Apart from those main pieces of gear, I bring the following on every swimsuit shoot: Sunbounce Wardrobe Changing Tunnel, X-Rite ColorChecker Passport Photo, Hoodman 2 Stage Lens Cleanse Natural Cleaning Kit (may be the best way for a photographer to spend $1), Black Rapid RS2 Sport Slim Shoulder Sling Strap, thick tooth hair comb, extra NP-450 batteries from Sony, and the UE BOOM 2 Phantom Wireless Mobile Bluetooth Speaker. A cheap, but highly useful item I also always bring to a swimsuit shoot is a set of 2” x 2” protective plastic sleeves with printed visual references inside. I started printing out visual references and placing them into these plastic sleeves about a year ago. Prior to that, I used to attempt memorize the poses for the entire shoot. I believed at the time part of my job as a photographer was to somehow organically come up with attractive poses in situ. More power to anyone that can do that, but showing a model a quick visual reference is much easier. You can also keep the visual in a sequence that keeps you on track with schedule. It quickly proved to be much easier to show a model an image versus attempting to describe a pose with words or worse, attempting to show the model by posing my own body. It only took one embarrassing behind the scenes photo of this to make me aggressively pursue a better method. In practice, what having the visuals handy on set achieves is a strong and immediate initial pose from the model. The model’s own personality eventually takes over and the pose evolves, so you shouldn’t worry that you are sacrificing originality or creativity by using visual references. It might feel mechanical when you are cutting out little images and putting them into plastic sleeves the night before the shoot, but I believe it will provide a feeling of professionalism and efficiency on set, and ultimately will help generate better results in your photography.

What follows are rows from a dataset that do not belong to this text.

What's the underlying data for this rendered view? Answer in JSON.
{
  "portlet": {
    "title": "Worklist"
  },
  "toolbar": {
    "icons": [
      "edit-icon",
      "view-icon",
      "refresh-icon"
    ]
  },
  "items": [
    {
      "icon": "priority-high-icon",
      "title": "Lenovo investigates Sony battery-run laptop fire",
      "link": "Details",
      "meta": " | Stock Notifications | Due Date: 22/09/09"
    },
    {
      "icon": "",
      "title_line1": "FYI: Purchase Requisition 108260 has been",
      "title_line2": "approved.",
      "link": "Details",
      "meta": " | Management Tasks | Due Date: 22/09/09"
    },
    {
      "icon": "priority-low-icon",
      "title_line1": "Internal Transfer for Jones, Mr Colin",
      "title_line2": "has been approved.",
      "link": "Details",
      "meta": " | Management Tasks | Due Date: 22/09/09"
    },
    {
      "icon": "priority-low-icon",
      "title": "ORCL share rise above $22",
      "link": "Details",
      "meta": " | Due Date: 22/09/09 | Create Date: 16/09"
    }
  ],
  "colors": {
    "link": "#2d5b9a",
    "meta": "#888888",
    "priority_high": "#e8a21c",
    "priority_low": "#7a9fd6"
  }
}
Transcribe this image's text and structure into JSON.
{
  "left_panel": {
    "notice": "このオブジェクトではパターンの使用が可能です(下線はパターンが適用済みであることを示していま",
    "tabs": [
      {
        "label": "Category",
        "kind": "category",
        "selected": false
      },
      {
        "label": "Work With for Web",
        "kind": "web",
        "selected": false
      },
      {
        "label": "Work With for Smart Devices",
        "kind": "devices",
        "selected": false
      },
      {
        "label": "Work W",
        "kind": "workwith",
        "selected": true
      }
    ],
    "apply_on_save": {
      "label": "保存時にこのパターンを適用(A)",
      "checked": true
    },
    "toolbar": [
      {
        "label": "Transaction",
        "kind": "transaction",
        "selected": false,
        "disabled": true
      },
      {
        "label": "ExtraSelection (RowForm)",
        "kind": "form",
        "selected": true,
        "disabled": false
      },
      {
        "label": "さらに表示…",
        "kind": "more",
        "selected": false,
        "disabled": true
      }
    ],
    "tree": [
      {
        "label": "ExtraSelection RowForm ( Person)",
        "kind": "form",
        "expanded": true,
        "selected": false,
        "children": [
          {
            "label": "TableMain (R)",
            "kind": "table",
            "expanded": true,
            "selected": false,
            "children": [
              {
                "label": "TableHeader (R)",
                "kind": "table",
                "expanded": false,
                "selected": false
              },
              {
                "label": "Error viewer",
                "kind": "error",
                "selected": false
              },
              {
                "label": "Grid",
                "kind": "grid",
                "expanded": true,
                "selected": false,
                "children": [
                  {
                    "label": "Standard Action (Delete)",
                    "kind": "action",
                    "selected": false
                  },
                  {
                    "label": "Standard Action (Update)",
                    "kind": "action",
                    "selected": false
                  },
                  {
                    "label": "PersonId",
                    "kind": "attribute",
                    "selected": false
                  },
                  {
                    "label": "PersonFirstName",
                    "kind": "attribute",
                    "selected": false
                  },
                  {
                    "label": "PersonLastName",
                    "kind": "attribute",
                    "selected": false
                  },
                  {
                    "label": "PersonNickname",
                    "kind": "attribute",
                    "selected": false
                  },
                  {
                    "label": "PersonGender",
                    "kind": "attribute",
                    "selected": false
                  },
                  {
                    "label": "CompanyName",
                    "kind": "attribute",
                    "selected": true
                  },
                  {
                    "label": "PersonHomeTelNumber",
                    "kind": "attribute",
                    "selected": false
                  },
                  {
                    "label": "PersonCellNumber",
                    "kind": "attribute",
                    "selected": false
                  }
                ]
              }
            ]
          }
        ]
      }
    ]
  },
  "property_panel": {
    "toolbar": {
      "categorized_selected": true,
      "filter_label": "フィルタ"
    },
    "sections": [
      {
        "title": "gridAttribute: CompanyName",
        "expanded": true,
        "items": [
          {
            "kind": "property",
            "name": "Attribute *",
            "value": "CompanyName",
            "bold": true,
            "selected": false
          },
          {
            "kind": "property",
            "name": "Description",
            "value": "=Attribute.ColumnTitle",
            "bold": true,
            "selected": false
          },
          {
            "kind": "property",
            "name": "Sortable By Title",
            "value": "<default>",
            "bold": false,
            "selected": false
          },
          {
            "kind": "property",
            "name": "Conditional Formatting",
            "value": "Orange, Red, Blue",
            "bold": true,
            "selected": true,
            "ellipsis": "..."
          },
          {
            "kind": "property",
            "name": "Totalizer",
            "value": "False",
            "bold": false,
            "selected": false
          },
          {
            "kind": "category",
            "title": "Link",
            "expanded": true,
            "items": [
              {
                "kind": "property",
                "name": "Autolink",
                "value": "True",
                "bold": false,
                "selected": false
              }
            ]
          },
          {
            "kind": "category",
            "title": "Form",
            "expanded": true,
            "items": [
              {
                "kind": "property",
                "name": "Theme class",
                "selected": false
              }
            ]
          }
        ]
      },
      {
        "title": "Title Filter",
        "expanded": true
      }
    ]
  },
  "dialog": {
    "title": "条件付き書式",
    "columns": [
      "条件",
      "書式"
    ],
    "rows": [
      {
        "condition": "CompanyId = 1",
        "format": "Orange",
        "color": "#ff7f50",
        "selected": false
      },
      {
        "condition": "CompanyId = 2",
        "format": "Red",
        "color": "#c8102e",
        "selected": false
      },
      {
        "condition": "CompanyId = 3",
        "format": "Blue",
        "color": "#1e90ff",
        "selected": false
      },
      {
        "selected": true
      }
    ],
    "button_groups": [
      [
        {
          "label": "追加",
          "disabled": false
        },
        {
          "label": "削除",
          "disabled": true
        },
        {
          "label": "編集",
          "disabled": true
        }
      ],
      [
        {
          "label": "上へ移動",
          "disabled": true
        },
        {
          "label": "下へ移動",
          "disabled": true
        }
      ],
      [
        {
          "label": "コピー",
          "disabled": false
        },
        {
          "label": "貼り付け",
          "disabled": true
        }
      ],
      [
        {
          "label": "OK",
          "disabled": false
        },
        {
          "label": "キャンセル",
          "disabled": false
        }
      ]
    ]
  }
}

All together, these essentials make for a relatively lightweight and easy to carry bag. Convenience and access is what I value most from my gear during a swimwear shoot. Having to fumble around and not having gear readily available is unpleasant. It also creates a flustered feeling. I think you’ll find the more you avoid flustered feelings during a swimwear shoot, the more comfortable you and the model will be. The best way to avoid fumbling around is two fold. First, pack only essentials. Even if it means sacrificing a look, pose or idea on that particular shoot. Minimalism will not only make things that you DO bring more accessible, it also gives you less to worry about. Secondly, use gear that has a history of being tried and true. It’s worth the extra research and investment to acquire gear that won’t let you down.